Stratum 3. Fragments of pottery vessels from Middle Bronze II, such as a jar’s rim (Fig. 3:1) were found in Square 2 (L112) and in another square, in a layer of terra rossa soil that overlay the dolomite bedrock. Two walls, exposed in Square 2, were built of medium and large fieldstones and founded on bedrock. Wall 1 was oriented north–south and Wall 2 was perpendicular to it (Fig. 2). A coin (IAA 100242), which dated to the Late Roman period (364–375 CE) and had no stratigraphic context as it penetrated into the stratum, was also found.
Stratum 2. A layer of gray soil was exposed in all three squares.
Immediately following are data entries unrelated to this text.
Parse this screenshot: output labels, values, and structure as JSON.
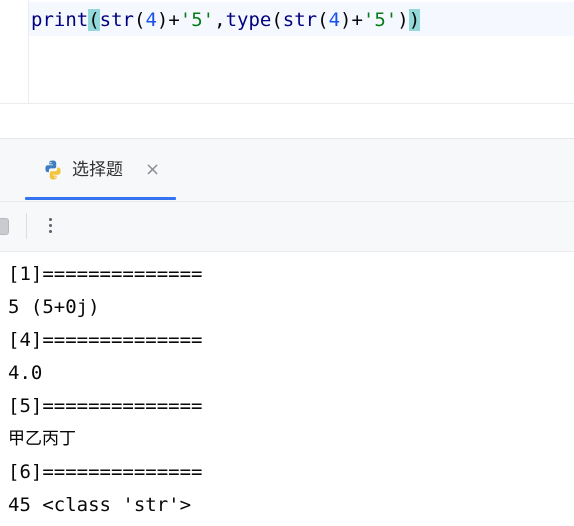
{
  "editor": {
    "code": {
      "t1": "print",
      "t2": "(",
      "t3": "str",
      "t4": "(",
      "t5": "4",
      "t6": ")+",
      "t7": "'5'",
      "t8": ",",
      "t9": "type",
      "t10": "(",
      "t11": "str",
      "t12": "(",
      "t13": "4",
      "t14": ")+",
      "t15": "'5'",
      "t16": ")",
      "t17": ")"
    }
  },
  "run_panel": {
    "tab_label": "选择题",
    "tab_close": "×",
    "tab_icon": "python-icon",
    "accent": "#3574f0"
  },
  "console": {
    "lines": [
      "[1]==============",
      "5 (5+0j)",
      "[4]==============",
      "4.0",
      "[5]==============",
      "甲乙丙丁",
      "[6]==============",
      "45 <class 'str'>"
    ]
  }
}
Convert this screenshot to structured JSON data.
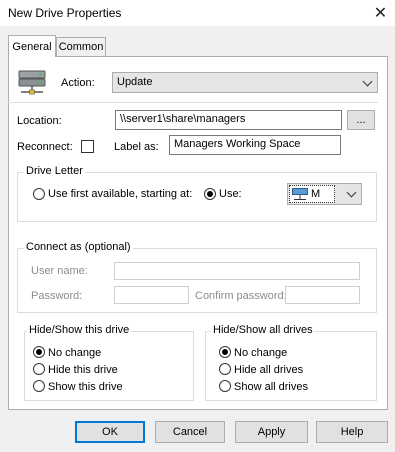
{
  "window": {
    "title": "New Drive Properties",
    "close_glyph": "✕"
  },
  "tabs": [
    {
      "label": "General",
      "active": true
    },
    {
      "label": "Common",
      "active": false
    }
  ],
  "action": {
    "label": "Action:",
    "value": "Update"
  },
  "location": {
    "label": "Location:",
    "value": "\\\\server1\\share\\managers",
    "browse_label": "..."
  },
  "reconnect": {
    "label": "Reconnect:",
    "checked": false
  },
  "label_as": {
    "label": "Label as:",
    "value": "Managers Working Space"
  },
  "drive_letter": {
    "title": "Drive Letter",
    "use_first_label": "Use first available, starting at:",
    "use_label": "Use:",
    "selected": "use",
    "letter": "M"
  },
  "connect_as": {
    "title": "Connect as (optional)",
    "username_label": "User name:",
    "password_label": "Password:",
    "confirm_label": "Confirm password:"
  },
  "hide_show_drive": {
    "title": "Hide/Show this drive",
    "options": [
      "No change",
      "Hide this drive",
      "Show this drive"
    ],
    "selected": 0
  },
  "hide_show_all": {
    "title": "Hide/Show all drives",
    "options": [
      "No change",
      "Hide all drives",
      "Show all drives"
    ],
    "selected": 0
  },
  "buttons": {
    "ok": "OK",
    "cancel": "Cancel",
    "apply": "Apply",
    "help": "Help"
  }
}
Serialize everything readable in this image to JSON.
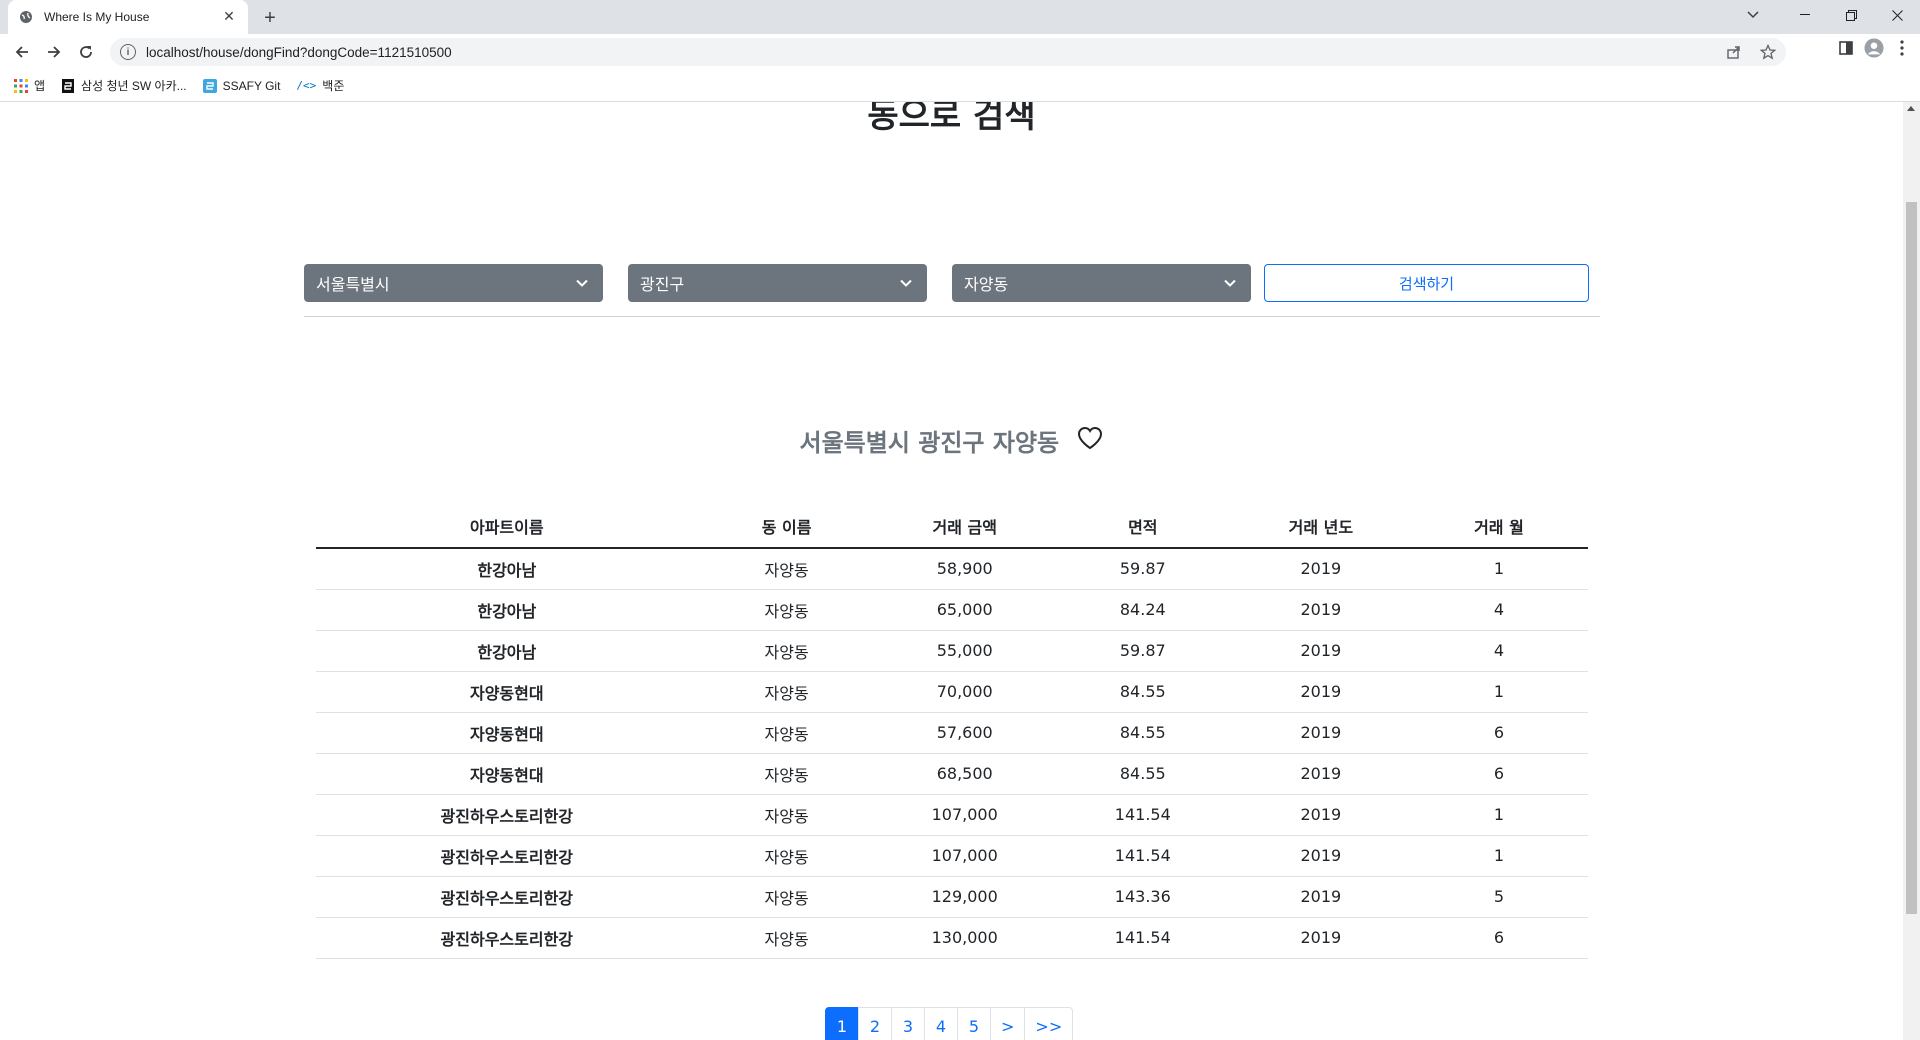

It had no architectural remains, yet pottery vessels that dated to the Byzantine period were found, including a bowl (Fig. 3:2), a krater (Fig. 3:3), a plate (Fig. 3:4), jars (Fig. 3:5–10) and an amphora (Fig. 3:11). Fragments of glass vessels were found (below), as well as two coins: one from the reign of Justin II (573–574 CE; IAA 100244) and the other, dating to the years 591–592 CE (IAA 100240). In addition, metallic artifacts were uncovered and noteworthy among them was a bronze ornament in the image of a bird (Fig. 5).
Stratum 1. A layer of dark soil that had numerous burnt spots, pottery vessels, including a krater (Fig. 4:1) and a glazed plate fragment (Fig. 4:2), lumps of raw glass and two coins from the Umayyad period: one from the Damascus mint (IAA 100241) and the other from the Tiberias mint (IAA 100243). No architectural remains were found, other than a tomb without a grave marker.
The glass vessels consisted of two hundred and thirty-one fragments, c. 100 of which were identified and dated, in spite of the poor preservation and the very small size. Two fragments, a rim of a molded bowl in deep blue hue, decorated with engraving on the inside below the rim and a base fragment of a blown vessel were dated to the Early Roman period. Most of the finds, however, dated to the end of the Byzantine and the Umayyad periods and included wine goblets with hollow base rings; bottles with a folded-in rim and a neck that is decorated with thin, horizontal trails; bottles whose necks are decorated with a thick undulating trail, which are characteristic to the end of the Byzantine and Umayyad periods. Many fragments of folded-in and rounded rims of bottles, cups, wine goblets or saucer lamps were found. Noteworthy is a rim fragment of a small pale blue glass vessel that was covered with silvery, sandy weathering. The rim is upright and folded-in. A disc of a glass trail that was twisted round and flattened was fused to the outside end of the rim (Fig. 4:3). Except for the marks of the glass trail around it, no other marks could be identified on the surface of the disc. The rim seems to belong to a group of bottles, decorated with a sealed disc that was affixed to the rim of the vessel. Bottles of this type were found at Bet She’an in assemblages that dated to the Umayyad period. Many of the seals bear a Kufic inscription blessing Allah; some are decorated with a star or crescents and some are undecorated. Several similar bottles that bear seals were found at Hammat Gader and Tiberias, but based on the large number found in Bet She’an, they were probably produced there (Hadad S. 2005. Islamic Glass Vessels from the Hebrew University Excavations at Bet Shean. Excavations at Bet Shean Vol. 2. [Qedem Reports 8]. Jerusalem. Pp. 25–27, Pls. 15:288–307, 16:308–316).
A large quantity of industrial waste was found. Of the 100 identified fragments, 43 were glass industrial waste, including small chunks and flakes of raw glass and waste from the bottom of the furnace, which bore lime deposits from the furnace’s foundation. Similar industrial waste was discovered in previous excavations, with fragments of vessels that dated to the end of the Byzantine and the Umayyad periods.
The excavations attest to a settlement layer from Middle Bronze II east of Esh-Shubeika. They also corroborate evidence derived from the previous excavations that during the Byzantine and Early Islamic periods, this region was situated along the fringes of the settlement and was probably used as a refuse site.